New and safer non-addictive prescription pain pills are needed to solve the current opioid crisis facing the United States. Luckily, many safer opioid alternatives are now available as over-the-counter medication or as prescription pills.
The Food and Drug Administration considers these non-opioid medications to be safe and incapable of causing addiction. It is vital to note that only opioid-based prescription painkillers cause physical or psychological dependence.
The following is a list of non-addictive pain pills that have been approved for the management of moderate to chronic pain:
- IV Acetaminophen (Ofirmev)
- IV Ibuprofen (Caldolor)
- Duloxetine (Cymbalta)
While these medications are not addictive, they also carry their own host of possible side effects. All prescription drugs need to be used with caution and under the careful supervision of a doctor.
Why Are Prescription Opiates Addictive?
Long-term opioid use can have negative consequences on our brain and body. Once they enter our bloodstream and get to the brain, opioids activate the production of certain “feel-good” chemicals such as dopamine and endorphins. These chemicals are produced by the brain during normal functioning. However, due to extended use, the brain begins to associate opioid misuse with the production of these chemicals by the brain’s reward system – leading to physical dependence and subsequently to addiction.
Once this occurs, addicts can no longer carry out normal everyday activities without resorting to the use of opioid medications. Getting addicted to opioids is easy; however, breaking free takes considerable effort and determination.
A lot of progress has been made in studying the science behind drug addiction. Earlier studies carried out in the 1930s seemed to portray addiction as a moral issue rather than as a mental health disorder. As a consequence, the emphasis was on punishing the addict rather than treating them.
As more advancement is made in the study of addiction, it became obvious that addiction is a disorder of the brain, requiring highly specialized treatment. Against this backdrop, a number of well-structured recovery programs have been developed, with emphasis on restructuring the brain’s chemistry and correcting the compulsive behavior.
What If I Am Already Hooked?
Regardless of the length of your opioid use disorder, you can recover completely by getting the right type of medical care. You’ll be glad to know that Allure Detox has helped set hundreds of chronic addicts free from the grips of opioid addiction.
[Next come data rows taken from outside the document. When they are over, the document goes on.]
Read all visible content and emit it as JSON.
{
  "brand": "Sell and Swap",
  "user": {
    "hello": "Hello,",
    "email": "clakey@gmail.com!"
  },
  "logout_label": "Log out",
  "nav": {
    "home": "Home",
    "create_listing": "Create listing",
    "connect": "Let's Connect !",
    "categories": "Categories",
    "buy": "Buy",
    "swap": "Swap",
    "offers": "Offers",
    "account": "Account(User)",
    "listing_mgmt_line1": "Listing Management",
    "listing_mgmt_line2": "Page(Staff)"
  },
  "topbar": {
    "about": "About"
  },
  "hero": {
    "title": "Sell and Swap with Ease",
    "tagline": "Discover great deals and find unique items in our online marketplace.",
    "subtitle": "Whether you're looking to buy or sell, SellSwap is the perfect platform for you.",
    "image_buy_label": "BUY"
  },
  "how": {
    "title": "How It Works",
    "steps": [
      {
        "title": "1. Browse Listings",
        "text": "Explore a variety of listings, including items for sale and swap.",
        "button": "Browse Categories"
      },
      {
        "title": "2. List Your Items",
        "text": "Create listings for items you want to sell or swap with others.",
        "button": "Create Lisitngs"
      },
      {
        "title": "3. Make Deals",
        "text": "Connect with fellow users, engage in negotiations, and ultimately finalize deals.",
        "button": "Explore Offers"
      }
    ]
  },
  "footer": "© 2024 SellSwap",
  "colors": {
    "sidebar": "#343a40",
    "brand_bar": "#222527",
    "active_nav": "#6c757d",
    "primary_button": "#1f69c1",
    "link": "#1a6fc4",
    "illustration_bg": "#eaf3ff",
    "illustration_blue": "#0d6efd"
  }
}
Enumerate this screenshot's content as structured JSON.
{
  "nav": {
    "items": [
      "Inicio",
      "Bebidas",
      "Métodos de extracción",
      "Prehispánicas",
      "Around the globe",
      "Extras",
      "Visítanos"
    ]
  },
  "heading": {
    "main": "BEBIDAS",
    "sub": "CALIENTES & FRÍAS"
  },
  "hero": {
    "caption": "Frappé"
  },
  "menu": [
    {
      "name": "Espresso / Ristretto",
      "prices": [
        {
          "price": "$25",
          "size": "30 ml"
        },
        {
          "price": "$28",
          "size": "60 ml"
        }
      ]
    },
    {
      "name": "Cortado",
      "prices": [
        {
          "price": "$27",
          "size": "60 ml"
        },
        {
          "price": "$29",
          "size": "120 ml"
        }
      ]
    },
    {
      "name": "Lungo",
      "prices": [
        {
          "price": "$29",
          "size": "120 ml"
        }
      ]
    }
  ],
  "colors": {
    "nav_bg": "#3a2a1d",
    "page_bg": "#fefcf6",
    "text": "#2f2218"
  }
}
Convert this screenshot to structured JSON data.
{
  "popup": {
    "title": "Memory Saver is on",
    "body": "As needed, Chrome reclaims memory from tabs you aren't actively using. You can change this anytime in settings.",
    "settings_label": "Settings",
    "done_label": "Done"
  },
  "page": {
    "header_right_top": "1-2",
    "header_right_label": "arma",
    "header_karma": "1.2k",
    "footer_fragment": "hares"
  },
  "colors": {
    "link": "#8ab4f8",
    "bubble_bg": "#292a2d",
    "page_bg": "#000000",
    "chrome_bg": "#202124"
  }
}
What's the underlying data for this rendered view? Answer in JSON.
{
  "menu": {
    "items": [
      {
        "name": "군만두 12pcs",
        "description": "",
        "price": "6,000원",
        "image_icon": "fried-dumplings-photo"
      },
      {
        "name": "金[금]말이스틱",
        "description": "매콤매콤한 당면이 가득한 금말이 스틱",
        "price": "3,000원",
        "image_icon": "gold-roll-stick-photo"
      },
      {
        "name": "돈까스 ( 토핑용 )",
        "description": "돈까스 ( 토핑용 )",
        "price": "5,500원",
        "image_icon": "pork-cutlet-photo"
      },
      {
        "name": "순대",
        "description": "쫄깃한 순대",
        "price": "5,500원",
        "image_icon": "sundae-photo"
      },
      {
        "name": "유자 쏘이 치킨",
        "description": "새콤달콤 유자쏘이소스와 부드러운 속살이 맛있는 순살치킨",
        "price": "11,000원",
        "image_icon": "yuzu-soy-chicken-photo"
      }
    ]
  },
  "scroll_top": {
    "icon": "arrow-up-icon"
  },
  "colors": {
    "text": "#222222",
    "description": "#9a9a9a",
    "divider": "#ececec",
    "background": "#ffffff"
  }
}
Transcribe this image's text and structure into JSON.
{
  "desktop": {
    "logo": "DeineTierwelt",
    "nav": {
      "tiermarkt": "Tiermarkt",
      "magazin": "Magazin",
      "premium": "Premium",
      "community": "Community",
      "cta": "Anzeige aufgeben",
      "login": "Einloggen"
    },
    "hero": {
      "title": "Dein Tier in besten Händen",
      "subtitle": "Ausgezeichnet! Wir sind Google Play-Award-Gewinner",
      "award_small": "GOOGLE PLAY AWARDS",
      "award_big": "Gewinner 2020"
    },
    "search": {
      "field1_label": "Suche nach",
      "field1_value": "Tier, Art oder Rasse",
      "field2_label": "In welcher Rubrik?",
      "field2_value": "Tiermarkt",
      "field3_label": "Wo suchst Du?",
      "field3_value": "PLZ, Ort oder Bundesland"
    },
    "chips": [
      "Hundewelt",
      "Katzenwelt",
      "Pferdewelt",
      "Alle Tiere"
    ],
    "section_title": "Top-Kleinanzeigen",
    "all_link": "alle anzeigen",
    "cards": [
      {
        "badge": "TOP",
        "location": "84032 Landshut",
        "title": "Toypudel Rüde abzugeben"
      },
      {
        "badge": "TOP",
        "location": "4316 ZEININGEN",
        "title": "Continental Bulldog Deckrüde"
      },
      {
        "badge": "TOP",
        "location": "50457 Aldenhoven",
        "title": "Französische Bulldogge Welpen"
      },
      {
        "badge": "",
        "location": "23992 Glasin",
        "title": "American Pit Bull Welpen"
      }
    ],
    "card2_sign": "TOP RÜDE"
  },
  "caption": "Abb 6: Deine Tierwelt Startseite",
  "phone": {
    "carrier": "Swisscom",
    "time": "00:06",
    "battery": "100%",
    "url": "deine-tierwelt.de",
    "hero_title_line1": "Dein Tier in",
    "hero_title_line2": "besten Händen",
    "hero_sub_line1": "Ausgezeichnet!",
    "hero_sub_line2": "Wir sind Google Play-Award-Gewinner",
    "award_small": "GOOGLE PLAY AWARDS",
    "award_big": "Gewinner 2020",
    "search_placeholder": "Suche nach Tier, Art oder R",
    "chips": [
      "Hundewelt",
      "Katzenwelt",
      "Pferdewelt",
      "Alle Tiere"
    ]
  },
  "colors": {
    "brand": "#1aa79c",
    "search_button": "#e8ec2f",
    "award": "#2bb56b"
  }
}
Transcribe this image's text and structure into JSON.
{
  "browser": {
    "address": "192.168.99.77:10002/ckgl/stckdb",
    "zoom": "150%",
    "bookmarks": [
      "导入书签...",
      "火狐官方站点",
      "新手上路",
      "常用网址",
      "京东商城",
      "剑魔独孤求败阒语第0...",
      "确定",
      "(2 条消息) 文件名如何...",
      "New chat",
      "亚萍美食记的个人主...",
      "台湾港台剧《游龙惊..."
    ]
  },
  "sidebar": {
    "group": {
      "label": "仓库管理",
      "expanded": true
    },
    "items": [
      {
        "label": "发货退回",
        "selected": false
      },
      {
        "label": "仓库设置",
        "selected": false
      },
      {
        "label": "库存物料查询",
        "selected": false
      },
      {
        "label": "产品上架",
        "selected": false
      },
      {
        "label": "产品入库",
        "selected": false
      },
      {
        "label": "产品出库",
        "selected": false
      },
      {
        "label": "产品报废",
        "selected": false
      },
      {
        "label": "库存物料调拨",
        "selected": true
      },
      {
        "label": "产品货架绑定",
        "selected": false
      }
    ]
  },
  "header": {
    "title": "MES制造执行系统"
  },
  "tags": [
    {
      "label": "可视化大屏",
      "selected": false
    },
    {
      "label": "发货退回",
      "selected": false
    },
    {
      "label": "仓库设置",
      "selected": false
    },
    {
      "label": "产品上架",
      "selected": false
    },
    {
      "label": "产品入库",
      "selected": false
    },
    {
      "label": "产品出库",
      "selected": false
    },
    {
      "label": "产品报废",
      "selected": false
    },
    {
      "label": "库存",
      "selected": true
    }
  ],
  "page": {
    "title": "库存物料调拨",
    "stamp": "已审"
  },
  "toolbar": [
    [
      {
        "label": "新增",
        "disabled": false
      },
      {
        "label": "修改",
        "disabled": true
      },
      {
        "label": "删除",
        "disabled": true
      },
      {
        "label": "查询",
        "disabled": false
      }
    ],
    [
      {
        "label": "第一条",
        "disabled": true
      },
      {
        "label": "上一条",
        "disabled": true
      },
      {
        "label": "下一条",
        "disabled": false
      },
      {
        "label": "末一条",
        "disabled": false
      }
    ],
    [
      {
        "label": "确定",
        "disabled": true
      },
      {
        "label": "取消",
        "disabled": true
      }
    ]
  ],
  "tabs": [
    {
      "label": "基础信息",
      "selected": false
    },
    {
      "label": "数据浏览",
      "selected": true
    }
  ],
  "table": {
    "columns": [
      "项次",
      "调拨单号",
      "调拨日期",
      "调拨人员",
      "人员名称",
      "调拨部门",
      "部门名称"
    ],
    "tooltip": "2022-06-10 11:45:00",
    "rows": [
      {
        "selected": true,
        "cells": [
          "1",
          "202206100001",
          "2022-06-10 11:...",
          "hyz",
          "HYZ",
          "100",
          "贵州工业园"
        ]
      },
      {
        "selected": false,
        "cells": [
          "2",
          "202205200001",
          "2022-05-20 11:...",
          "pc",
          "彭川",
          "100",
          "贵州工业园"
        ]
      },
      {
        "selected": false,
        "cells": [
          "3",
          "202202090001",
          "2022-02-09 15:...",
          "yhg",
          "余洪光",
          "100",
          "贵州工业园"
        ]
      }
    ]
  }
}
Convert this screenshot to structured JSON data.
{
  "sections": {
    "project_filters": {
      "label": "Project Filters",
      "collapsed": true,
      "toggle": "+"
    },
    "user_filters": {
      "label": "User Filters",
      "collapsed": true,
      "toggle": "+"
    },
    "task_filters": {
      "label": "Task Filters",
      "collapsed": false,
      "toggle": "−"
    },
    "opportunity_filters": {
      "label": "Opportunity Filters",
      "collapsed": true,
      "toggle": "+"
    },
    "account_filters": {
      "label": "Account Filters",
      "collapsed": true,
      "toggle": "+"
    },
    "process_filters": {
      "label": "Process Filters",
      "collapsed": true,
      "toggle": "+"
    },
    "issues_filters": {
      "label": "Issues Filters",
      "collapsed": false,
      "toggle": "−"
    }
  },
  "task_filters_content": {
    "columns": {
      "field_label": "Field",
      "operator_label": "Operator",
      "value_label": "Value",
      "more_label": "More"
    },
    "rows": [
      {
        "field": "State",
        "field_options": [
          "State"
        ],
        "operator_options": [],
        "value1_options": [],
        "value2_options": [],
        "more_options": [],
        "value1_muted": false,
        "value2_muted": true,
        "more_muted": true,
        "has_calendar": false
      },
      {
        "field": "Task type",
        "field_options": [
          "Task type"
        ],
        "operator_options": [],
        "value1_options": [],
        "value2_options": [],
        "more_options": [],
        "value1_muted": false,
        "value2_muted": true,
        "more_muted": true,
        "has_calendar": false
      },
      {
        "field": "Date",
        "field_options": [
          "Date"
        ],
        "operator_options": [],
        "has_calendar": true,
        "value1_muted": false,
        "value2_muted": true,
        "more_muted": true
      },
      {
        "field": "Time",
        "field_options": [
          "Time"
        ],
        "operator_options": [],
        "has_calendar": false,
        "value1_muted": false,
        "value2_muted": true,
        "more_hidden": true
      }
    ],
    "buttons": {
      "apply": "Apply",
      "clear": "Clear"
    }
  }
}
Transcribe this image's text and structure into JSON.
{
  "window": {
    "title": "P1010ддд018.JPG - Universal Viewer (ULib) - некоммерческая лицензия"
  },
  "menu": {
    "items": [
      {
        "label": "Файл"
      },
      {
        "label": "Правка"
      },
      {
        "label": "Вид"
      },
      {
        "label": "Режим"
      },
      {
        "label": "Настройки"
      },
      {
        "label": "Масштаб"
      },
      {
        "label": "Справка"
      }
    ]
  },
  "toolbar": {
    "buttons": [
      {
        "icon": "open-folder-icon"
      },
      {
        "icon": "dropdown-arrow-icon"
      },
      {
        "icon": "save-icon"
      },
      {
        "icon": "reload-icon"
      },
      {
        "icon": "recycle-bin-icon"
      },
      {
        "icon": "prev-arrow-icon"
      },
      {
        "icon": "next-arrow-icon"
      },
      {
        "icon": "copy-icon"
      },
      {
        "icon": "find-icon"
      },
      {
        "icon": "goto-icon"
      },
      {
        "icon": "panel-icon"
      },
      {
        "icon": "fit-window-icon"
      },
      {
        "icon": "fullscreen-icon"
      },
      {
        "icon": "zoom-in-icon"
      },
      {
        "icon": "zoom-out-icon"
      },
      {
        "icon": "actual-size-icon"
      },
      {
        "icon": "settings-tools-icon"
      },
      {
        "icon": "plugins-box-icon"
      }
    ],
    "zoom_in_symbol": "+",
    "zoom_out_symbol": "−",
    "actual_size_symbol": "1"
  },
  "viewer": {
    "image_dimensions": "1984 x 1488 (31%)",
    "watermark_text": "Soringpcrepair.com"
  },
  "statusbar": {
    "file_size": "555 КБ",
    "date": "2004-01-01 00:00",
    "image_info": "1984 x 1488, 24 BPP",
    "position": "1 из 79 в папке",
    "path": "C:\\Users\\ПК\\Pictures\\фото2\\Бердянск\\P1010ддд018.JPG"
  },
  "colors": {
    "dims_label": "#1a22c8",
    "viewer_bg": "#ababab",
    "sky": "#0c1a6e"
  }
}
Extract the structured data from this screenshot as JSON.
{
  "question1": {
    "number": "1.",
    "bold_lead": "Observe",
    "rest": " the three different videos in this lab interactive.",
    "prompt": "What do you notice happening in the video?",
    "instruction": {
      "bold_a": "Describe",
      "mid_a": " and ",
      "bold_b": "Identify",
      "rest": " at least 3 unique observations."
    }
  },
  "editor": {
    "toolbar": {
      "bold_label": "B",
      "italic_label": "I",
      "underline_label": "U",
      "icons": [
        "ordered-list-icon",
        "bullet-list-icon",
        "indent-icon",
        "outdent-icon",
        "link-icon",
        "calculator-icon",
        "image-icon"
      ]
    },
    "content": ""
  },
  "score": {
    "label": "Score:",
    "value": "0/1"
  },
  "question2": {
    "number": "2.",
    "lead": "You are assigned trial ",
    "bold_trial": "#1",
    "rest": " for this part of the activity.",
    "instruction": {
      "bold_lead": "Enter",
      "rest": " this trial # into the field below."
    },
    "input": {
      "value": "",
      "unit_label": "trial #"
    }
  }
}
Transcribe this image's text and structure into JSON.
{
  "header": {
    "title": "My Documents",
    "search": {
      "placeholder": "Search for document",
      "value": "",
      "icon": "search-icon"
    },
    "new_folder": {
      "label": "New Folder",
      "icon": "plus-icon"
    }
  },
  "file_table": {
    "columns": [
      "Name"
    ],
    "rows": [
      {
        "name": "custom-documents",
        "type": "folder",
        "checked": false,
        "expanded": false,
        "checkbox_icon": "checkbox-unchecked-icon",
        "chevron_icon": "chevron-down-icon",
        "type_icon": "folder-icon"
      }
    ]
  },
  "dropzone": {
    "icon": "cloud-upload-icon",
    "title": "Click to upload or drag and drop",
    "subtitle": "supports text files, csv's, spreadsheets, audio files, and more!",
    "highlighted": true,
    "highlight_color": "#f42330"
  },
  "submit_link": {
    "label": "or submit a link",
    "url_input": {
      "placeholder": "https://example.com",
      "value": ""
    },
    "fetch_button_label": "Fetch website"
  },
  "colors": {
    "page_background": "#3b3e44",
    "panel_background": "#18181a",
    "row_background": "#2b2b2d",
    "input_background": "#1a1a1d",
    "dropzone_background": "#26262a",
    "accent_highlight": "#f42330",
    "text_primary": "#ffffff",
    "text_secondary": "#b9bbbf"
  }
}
Being addicted to opioids, benzos or alcohol does not mean you are doomed for life or a lost cause. You can replace your hopelessness with the joy that comes with being sober once again. Addiction develops over time, so it is only realistic to expect your recovery to take some considerable amount of time – perhaps a lifetime.
Is Breaking Free From Opioid Addiction Possible?
At Allure Detox, we offer a broad range of flexible addiction treatment programs designed to make your recovery as stress-free as possible. The following drug rehab programs are available at our treatment center:
- Inpatient medical detox
- Residential treatment
- Outpatient detox program
During your treatment stay at our state-of-the-art facility, you will receive around-the-clock help to manage your withdrawal symptoms in a painless way. There is really nothing to worry about as you have unrestricted access to our highly experienced team of recovery experts.
All our programs are affordable and customized to your addiction and situation. Getting admitted into our medically-supervised drug and alcohol detox is very easy. All you have to do is pick up your phone and call our addiction helpline. You can also fill our confidential online form, and one of our program experts will get back to you in 24 hours or less.
We are available to listen to your concerns, even if it is midnight or six in the morning. We understand that addiction doesn’t wait, and so we are available whenever you are ready to move on with your life. Feel free to call us at any time to discuss your treatment options or for advice on how to overcome your addiction.